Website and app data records
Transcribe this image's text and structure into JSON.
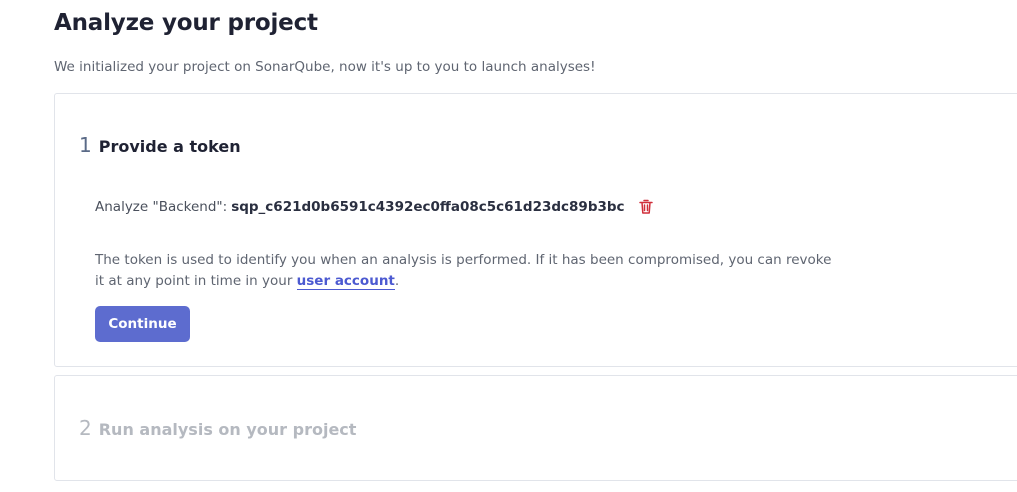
{
  "page": {
    "title": "Analyze your project",
    "subtitle": "We initialized your project on SonarQube, now it's up to you to launch analyses!"
  },
  "step1": {
    "number": "1",
    "title": "Provide a token",
    "token_label": "Analyze \"Backend\":",
    "token_value": "sqp_c621d0b6591c4392ec0ffa08c5c61d23dc89b3bc",
    "delete_icon": "trash-icon",
    "info_text_before": "The token is used to identify you when an analysis is performed. If it has been compromised, you can revoke it at any point in time in your ",
    "info_link": "user account",
    "info_text_after": ".",
    "continue_label": "Continue"
  },
  "step2": {
    "number": "2",
    "title": "Run analysis on your project"
  },
  "colors": {
    "primary_button": "#5d6ccf",
    "link": "#4c5ad1",
    "delete_icon": "#d02f3a",
    "disabled_text": "#b5b9c0"
  }
}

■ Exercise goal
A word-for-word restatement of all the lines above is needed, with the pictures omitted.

■ Output of the task
Transcribe this image's text and structure into JSON.
{
  "page": {
    "title": "Analyze your project",
    "subtitle": "We initialized your project on SonarQube, now it's up to you to launch analyses!"
  },
  "step1": {
    "number": "1",
    "title": "Provide a token",
    "token_label": "Analyze \"Backend\":",
    "token_value": "sqp_c621d0b6591c4392ec0ffa08c5c61d23dc89b3bc",
    "delete_icon": "trash-icon",
    "info_text_before": "The token is used to identify you when an analysis is performed. If it has been compromised, you can revoke it at any point in time in your ",
    "info_link": "user account",
    "info_text_after": ".",
    "continue_label": "Continue"
  },
  "step2": {
    "number": "2",
    "title": "Run analysis on your project"
  },
  "colors": {
    "primary_button": "#5d6ccf",
    "link": "#4c5ad1",
    "delete_icon": "#d02f3a",
    "disabled_text": "#b5b9c0"
  }
}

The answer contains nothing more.